Ain’t Too Proud: The Life and Times of The Temptations

March 30, 2019

"Ain't Too Proud to Beg," “Get Ready,” “The Way You Do the Things You Do,” “Since I Lost My Baby,” “You're My Everything” and of course “Papa Was a Rollin' Stone” are among the show’s more than 30 numbers. Besides those by The Temptations, there’s a choice selection of songs by their contemporaries such as The Supremes. All of them are rousingly performed by the orchestra and the company under the direction of conductor Kenny Seymour. [more]

Wakey, Wakey

March 14, 2017

"Wakey, Wakey" is Will Eno at his surreal, troubling, beautiful best, a play both challenging and easily absorbed. He truly approaches the unapproachable: the meaning of life. [more]

The Skin of Our Teeth

March 8, 2017

Thornton Wilder’s "The Skin of Our Teeth" with its benign belief in the resilience of the human condition is unlike any other American play you are likely to see. Both heavily influenced by earlier European experiments in theater, it is also influential in itself. While Arin Arbus’ production for Theatre for a New Audience at times seems as though it need tighting up, it is a play that must be experienced in the theater which is why it has never been turned into a Hollywood movie. Go and see for yourself what only the live theater can do to expand your imagination. [more]

Dear Evan Hansen

May 10, 2016

The way Mr. Levenson keeps things moving is both clever and exhausting. The songs mostly explore the inner emotional lives of the characters: “Waving through a Window” (Evan’s feelings of alienation); “Anyone Have a Map?” (frustrations of the two moms); “To Break in a Glove” (Larry Murphy’s heartbreaking song of unfulfilled paternal rituals); and the heartbreak and promise of “For Forever” which ends the show. [more]

An Act of God

June 9, 2015

This 90-minute intermission-less play is a comic and occasionally serious address to the audience by God who often sits on a large white couch as he revises The Ten Commandments. Some are kept and some are replaced by new ones during his arch analysis of human history. Angels Gabriel and Michael who also go out into the audience to take questions assist God. [more]

The Heidi Chronicles

March 22, 2015

The maternal ending was considered problematical in 1988, but seems less of a copout in 2015. In fact, the feminist thrust of the play has also dulled in the ensuing decades, making Ms. Wasserstein’s play far less effective as an instructive tool. " The Heidi Chronicles" has always been weighed down by too much polemic passed off as drama. What keeps this production afloat now is the incredible filigreed and witty lines that so quickly delineate each character’s foibles and feelings. [more]

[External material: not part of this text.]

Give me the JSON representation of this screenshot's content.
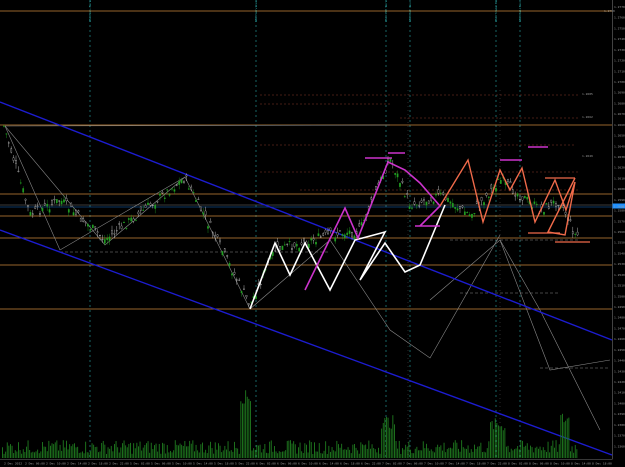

Here Lies Love

May 10, 2014

The Public Theatre’s LuEsther Hall has been reconfigured to resemble a nightclub where most of the audience stands to view the action which is performed all over the space on stages and platforms on all sides as well as platforms in the center that are moved by stage crew members. Young floor crew members in pink jump suits direct the audience to move around sometimes on stage and to encourage audience dancing and participation at appropriate times. There’s upper level seating away from the scene where one can sit and watch the events. [more]

Here Lies Love

May 10, 2014

David Byrne and his collaborators have created a unique musical theater extravaganza that dramatizes the life of this historical pop icon in all her victories and defeats. [more]